Student debt is at over $1.6 trillion. That’s a lot of money that needs to be paid back to the federal government, lenders and college.
But what if it didn’t have to be paid back? Where would it go?
According to economists, it would go toward spending, like purchasing homes, cars and other necessities. All of this would help boost the economy, they say.
As new college graduates look for jobs and prepare to start the next phase of their lives, many consider moving for career or financial reasons.
With most graduates carrying student debt, finding a place to live where they can build a career and repay their loans is extremely important.
Students in the U.S. pay more for college than in any other country. It’s no secret that the cost of college has risen astronomically and continues to increase each year.
But why is this the case? And what can be done to prevent costs from rising even further?
In a recent podcast from the University of Pennsylvania’s Knowledge@Wharton High School, Wharton management professor Peter Cappelli and PricewaterhouseCoopers Partner Michael Deniszczuk discuss why costs have risen, how financial aid can affect the cost of college and how student loans have affected borrowers and the economy as a whole.
We write a lot about the country’s rising student loan debt and the fact that it’s already over $1.3 trillion, as well as the effects it’s had on the economy and borrowers’ lives.
But it’s a lot different to actually see it grow by the second. MarketWatch has created a national student loan debt clock to help people visualize just how quickly student loan debt is growing, and it’s pretty sobering to watch.
In fact, by the time you finish reading this post, it will likely have grown by $366,600.
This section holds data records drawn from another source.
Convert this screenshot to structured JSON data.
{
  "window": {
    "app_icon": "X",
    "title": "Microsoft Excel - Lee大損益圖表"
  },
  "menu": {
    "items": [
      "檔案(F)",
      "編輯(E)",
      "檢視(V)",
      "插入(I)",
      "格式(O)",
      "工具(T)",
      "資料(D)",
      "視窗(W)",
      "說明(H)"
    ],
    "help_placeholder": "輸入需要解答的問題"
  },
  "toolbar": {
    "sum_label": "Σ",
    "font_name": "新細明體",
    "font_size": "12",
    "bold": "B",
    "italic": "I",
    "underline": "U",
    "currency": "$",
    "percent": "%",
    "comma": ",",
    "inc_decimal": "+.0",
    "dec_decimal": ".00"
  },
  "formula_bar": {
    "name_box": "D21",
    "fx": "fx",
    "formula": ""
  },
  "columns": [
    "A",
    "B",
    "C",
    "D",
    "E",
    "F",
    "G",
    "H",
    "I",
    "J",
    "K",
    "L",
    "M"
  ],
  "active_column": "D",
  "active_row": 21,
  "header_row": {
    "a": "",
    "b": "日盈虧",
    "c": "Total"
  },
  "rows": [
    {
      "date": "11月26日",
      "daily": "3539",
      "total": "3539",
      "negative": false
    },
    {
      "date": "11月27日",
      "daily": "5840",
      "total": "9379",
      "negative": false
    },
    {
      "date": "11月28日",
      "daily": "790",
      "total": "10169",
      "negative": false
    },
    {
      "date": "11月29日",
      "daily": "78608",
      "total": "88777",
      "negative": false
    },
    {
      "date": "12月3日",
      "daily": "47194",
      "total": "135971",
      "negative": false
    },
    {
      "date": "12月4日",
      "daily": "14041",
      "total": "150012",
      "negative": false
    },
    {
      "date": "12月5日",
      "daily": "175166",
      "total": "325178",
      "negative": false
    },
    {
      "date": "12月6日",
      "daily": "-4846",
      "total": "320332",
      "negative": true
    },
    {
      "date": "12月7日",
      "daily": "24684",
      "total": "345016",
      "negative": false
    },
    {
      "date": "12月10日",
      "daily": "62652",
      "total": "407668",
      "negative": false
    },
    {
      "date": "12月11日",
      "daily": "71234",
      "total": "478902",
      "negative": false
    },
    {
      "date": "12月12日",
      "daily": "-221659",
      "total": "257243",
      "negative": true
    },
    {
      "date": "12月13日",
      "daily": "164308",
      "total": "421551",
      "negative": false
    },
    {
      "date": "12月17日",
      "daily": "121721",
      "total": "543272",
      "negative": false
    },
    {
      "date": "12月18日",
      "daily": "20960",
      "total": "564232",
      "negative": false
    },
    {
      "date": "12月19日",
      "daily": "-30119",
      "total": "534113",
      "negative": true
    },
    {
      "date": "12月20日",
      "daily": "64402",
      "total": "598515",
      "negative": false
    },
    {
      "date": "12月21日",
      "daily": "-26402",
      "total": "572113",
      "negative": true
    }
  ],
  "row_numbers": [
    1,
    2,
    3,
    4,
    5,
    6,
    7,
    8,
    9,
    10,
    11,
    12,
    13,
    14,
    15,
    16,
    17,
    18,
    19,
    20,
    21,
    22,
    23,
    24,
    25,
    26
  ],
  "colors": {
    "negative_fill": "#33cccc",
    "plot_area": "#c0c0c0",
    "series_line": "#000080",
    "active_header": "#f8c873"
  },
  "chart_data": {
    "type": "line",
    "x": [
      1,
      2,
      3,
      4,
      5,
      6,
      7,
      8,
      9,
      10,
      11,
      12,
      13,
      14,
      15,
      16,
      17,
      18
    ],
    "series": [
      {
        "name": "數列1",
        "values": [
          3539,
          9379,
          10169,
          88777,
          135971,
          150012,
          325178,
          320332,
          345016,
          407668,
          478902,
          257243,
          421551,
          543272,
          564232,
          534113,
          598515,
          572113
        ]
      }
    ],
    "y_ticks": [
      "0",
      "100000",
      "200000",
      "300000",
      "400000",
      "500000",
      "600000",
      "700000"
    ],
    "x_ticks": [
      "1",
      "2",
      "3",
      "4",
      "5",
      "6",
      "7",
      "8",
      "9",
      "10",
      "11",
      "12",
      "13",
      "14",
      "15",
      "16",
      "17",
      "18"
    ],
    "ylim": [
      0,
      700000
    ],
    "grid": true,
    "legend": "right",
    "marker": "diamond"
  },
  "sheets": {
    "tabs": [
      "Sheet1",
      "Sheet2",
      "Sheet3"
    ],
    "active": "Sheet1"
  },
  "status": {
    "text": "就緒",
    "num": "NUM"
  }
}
Before going to college, many students don’t really think about maximizing the return on their college investment. In their mind, just getting into college and attending is enough. But in today’s world, it’s not enough to just have a college degree. You have to be armed with other skills that demonstrate you can add value […]
While college does more than prepare you for a job, it’s a reality that career preparation is part of a college education.
With the average cost of college rising rapidly each year and student debt topping $1.2 trillion, it’s crucial for today’s college students to research what types of jobs they’ll be able to get after college and figure out how much they can expect to make, particularly if they have student loans to pay.
Most parents look forward to their children graduating from college, as it marks the time in their lives when they can start becoming real adults and taking care of themselves–moving out, finding a full time job, and potentially getting married, having kids, or buying a home.
But a recent study from the University of Arizona, as reported by CNN Money, has found that that’s not the case for more than half of recent college graduates, who report they still depend on their parents for money.
As parents of college-bound students know, applying to college is more than a financial decision–it’s an emotional one as well. Our founders Rick Ross and Andy Leardini recently appeared on Winging it! Buffalo Style to discuss the challenges families and students face when choosing a college and figuring out how to pay for it. Taking the emotion […]
While the return on value of a college degree is at an all-time high, according to a recent analysis by FiveThirtyEight, not all degrees are created equal. As we’ve written, the return on investment of a college degree depends on many factors, including the field of study, student’s debt level, and what the graduate does with […]
According to a recent PayScale survey, of 68,000 workers, 43% of Americans feel underemployed in their jobs.
As we recently reported, the worker’s choice of college major is a factor in feeling underemployed. Healthcare and Business majors were among the top majors listed by underemployed workers.
This infographic from PayScale presents a broader look at underemployment in America–including the jobs in which workers feel most underemployed and the ‘hard’ and ‘soft’ job skills employers most value.